- Benjamin Moore Natura/Aura
- Benjamin Moore Pristine EcoSpec Paint
- YOLO Colorhouse
- Sherwin-Williams Harmony
- Homestead House Paint Company
- Harmony Interior Latex
- Green Planet Paints
- Bioshield Clay and Casein paints
- Dunn-Edwards EcoShield
- Olympic Premium
- Wonder Pure Interior Latex Odor-Free Paints
- Anna Sova Latex Wall Paint
Another option is to purchase milk or chalk paint, both of which are water-based and contain low levels of VOCs. As more companies develop environmentally-friendly products, it’s becoming easier to find your ideal hue that won’t post harm to your health when making a decision.
VOCs can take years to completely off-gas.

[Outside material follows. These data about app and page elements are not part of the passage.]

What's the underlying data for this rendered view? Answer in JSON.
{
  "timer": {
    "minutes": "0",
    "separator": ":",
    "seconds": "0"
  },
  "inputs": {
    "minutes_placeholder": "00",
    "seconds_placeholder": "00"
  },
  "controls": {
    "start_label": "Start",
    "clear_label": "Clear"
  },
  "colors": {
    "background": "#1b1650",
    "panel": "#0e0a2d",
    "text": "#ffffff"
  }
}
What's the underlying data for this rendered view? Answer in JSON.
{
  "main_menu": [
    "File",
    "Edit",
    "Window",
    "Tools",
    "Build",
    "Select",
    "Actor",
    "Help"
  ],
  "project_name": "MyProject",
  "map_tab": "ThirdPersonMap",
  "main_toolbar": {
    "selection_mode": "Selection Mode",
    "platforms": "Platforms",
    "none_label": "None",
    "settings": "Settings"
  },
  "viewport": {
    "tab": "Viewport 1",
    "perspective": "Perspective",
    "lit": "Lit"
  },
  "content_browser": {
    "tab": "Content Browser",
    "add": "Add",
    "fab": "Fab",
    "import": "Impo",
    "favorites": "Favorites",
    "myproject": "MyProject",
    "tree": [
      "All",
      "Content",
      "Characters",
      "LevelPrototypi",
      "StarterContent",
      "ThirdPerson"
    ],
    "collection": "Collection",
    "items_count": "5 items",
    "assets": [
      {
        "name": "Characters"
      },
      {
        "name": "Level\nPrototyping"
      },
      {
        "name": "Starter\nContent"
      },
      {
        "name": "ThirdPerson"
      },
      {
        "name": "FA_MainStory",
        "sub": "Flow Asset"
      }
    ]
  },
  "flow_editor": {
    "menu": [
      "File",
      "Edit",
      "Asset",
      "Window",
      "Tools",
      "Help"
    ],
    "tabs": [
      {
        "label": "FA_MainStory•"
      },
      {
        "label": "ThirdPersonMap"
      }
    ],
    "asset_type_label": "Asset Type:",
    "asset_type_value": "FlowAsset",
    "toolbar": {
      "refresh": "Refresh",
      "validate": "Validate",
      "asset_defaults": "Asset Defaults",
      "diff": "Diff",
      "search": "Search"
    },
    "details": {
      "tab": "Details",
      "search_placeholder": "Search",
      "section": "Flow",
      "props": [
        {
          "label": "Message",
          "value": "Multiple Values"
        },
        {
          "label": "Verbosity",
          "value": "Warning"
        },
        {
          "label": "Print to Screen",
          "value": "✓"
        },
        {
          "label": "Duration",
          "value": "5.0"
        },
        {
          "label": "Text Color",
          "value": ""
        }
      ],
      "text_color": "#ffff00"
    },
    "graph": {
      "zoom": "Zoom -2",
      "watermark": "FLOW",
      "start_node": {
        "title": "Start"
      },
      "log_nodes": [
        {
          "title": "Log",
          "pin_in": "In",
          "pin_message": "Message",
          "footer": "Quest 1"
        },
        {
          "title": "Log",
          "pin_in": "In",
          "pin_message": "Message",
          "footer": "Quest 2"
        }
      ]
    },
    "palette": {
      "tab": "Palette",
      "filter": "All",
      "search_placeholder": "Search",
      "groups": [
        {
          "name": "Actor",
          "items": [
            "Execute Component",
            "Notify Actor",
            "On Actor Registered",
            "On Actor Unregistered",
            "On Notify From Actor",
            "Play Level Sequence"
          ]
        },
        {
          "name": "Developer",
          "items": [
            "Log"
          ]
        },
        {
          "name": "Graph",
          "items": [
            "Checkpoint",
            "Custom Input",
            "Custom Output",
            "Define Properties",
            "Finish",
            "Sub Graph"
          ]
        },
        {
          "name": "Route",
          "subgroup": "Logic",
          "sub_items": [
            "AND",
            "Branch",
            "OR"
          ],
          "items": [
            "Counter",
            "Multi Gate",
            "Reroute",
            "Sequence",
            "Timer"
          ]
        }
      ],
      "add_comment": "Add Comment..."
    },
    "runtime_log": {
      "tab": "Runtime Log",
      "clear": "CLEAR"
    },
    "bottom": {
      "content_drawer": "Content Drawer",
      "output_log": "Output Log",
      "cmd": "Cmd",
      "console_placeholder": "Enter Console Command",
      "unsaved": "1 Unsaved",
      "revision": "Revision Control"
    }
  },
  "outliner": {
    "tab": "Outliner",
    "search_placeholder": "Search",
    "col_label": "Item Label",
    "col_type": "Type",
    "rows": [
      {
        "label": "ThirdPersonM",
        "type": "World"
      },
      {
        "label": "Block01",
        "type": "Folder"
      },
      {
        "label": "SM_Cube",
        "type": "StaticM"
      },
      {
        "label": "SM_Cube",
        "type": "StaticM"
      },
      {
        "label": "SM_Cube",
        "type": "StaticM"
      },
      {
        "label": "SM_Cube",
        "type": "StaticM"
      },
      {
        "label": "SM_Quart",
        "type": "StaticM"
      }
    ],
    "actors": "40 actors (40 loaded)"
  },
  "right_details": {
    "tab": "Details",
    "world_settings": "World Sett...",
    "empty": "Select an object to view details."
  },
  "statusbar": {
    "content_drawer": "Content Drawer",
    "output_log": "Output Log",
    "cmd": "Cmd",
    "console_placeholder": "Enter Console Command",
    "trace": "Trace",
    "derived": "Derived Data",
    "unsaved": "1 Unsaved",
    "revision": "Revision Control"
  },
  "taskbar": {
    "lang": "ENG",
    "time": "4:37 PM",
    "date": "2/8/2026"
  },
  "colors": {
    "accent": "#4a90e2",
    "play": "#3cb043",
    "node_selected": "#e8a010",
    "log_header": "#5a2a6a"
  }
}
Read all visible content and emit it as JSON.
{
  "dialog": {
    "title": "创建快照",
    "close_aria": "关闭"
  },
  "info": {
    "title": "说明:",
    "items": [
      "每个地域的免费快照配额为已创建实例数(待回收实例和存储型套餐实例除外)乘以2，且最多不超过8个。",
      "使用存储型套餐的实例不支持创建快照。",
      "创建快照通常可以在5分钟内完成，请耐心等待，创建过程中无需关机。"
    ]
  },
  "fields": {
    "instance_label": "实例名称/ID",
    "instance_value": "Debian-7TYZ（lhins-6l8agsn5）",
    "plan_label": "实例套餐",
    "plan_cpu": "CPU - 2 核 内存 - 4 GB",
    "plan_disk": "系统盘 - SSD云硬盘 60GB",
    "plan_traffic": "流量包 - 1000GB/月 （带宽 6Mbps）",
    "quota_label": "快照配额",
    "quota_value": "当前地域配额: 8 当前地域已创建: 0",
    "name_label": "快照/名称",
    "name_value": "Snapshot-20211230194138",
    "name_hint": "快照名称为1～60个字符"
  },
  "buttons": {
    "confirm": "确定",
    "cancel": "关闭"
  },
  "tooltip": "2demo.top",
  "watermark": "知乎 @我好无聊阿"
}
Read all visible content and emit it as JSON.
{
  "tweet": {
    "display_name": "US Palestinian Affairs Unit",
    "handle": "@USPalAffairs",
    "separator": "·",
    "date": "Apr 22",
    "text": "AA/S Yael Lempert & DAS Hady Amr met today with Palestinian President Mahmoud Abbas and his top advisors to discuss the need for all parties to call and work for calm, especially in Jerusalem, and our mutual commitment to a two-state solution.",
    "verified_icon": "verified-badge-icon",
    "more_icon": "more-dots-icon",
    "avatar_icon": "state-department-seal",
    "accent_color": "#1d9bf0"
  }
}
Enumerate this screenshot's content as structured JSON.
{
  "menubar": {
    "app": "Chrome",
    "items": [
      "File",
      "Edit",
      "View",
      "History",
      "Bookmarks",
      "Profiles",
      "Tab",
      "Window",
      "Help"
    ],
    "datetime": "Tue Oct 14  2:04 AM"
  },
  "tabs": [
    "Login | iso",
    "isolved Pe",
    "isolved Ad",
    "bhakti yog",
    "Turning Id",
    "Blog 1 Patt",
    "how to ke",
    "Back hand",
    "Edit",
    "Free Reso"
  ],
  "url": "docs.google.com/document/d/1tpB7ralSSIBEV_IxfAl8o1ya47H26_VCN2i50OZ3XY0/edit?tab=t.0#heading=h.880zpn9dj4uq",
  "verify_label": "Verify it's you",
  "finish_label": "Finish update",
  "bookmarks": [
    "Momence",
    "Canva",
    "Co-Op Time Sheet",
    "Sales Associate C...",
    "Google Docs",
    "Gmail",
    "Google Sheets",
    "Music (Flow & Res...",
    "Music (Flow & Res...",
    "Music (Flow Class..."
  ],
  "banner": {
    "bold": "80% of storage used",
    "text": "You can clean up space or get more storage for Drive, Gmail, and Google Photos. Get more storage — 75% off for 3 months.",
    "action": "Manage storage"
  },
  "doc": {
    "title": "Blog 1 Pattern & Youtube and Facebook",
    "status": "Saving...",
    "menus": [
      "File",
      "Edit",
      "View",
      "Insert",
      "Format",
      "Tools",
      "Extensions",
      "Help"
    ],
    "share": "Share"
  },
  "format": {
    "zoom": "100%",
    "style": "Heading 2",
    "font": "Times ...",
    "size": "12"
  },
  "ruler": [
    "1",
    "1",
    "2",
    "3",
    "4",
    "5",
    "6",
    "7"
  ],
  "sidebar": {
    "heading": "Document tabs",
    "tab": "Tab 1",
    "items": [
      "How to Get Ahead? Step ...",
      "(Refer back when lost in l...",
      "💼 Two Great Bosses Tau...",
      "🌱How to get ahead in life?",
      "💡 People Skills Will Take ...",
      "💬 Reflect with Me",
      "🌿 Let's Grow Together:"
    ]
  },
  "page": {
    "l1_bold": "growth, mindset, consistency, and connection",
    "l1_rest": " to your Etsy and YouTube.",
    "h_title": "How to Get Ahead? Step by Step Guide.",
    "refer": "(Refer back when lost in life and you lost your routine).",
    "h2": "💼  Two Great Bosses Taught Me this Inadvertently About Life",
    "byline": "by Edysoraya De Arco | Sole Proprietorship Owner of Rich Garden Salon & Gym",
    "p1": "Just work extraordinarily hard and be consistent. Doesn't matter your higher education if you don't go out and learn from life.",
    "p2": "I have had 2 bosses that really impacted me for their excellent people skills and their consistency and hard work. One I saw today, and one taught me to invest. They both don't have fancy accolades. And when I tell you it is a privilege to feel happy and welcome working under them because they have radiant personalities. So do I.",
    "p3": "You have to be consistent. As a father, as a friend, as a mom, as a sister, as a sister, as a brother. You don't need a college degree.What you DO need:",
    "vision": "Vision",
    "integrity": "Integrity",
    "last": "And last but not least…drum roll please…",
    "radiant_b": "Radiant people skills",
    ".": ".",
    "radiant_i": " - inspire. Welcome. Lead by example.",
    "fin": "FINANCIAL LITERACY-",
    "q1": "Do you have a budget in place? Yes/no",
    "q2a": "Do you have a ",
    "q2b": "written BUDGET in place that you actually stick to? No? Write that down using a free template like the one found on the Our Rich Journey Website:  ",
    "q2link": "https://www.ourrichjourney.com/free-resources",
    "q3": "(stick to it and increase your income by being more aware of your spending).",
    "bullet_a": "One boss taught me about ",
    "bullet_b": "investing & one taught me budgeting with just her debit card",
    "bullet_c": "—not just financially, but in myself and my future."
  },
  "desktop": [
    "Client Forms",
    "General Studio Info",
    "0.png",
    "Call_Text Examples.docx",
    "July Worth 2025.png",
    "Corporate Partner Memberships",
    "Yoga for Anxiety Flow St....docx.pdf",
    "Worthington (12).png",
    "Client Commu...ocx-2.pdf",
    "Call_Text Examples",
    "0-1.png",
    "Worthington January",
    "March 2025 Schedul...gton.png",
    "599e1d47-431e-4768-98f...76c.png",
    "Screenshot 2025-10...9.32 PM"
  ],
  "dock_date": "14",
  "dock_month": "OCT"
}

Whatever paint you ultimately choose; you’ll definitely want to eliminate VOCs as much as possible because they greatly reduce your indoor air quality. You can purchase low or zero VOC paints at your local hardware store or even at big-box retailers, such as Lowes or Home Depot. In all honesty, you’ll probably pay a little more for these paints versus those ladled in VOCs, but eliminating your short and long-term exposure to carcinogens is worth the tradeoff.
Environmentally-Friendly Paint Brushes
Paintbrushes come in a variety of options – some are cheap and wasteful because they aren’t good for more than a few uses. Poor quality brushes usually quickly end up in landfills which are damaging to our earth. Each year, millions of used paintbrushes are tossed in the trash and their synthetic materials take more than 450 years to degrade; handles can take about one thousand years to break down.
Other brushes are quality made with environmentally-friendly components that you can reuse again and again. When shopping for paintbrushes, look for those made with naturally occurring fibers such as:
- Animal hair
- Hala (a tree found in Hawaii and in the Pacific islands)
These four sources leave a significantly smaller footprint on our environment than the materials used in traditionally-made paintbrushes. You’ll probably pay a little more for these natural brushes, but since they won’t fall apart as quickly as cheap paintbrushes do, you’ll also get more use out of them. With the exception of animal hair brushes, naturally-sourced ones are very resilient and can be cleaned with water-based solvents instead of harsh chemicals. Getting more use out of your purchase, coupled with the knowledge that you’ve made a greener purchasing decision by avoiding plastics, will make the investment worthwhile.
‘Green’ Drop Cloths and Paint Trays
After you select your paint and brushes, another consideration you’ll want to assess is buying toxin-free drop cloths and paint trays if you really want to give your home paint project an eco-friendly touch.
You’ll need drop cloths to protect your floors and furniture. It’s cheap and easy to pick up flimsy plastic protectors, but these will be used once and then end up in a landfill. Instead, seek out greener options. Here are a few good options to consider.
- Ecodrop Paper Dropcloth (recyclable)
- Cotton Canvas Dropcloth (durable and reusable)
- Canvas drop cloths (different brands, all reusable and usually pretty durable)
The latter two types are likely more expensive, but if you’ll be tackling another project or have an ongoing use for them, it’s both a wise investment and earth-friendly.
Finally, you’ll want to consider paint trays. You can go with heavy-duty metal ones that can be reused over and over. Another option is to pick up a Bio Tray, a biodegradable paint tray that can be reused several times if lined with recyclable aluminum foil.
Giving your rooms a touchup or complete makeover is a lot of fun – especially when you see the results of your hard work. However, the results become less appealing if you, or one of your loved ones, have gotten sick from breathing in the carcinogens associated with dangerous VOCs.
Put a focus on your health, your family and the planet, and the result will be breathing in better air quality in your fresh and beautifully painted rooms.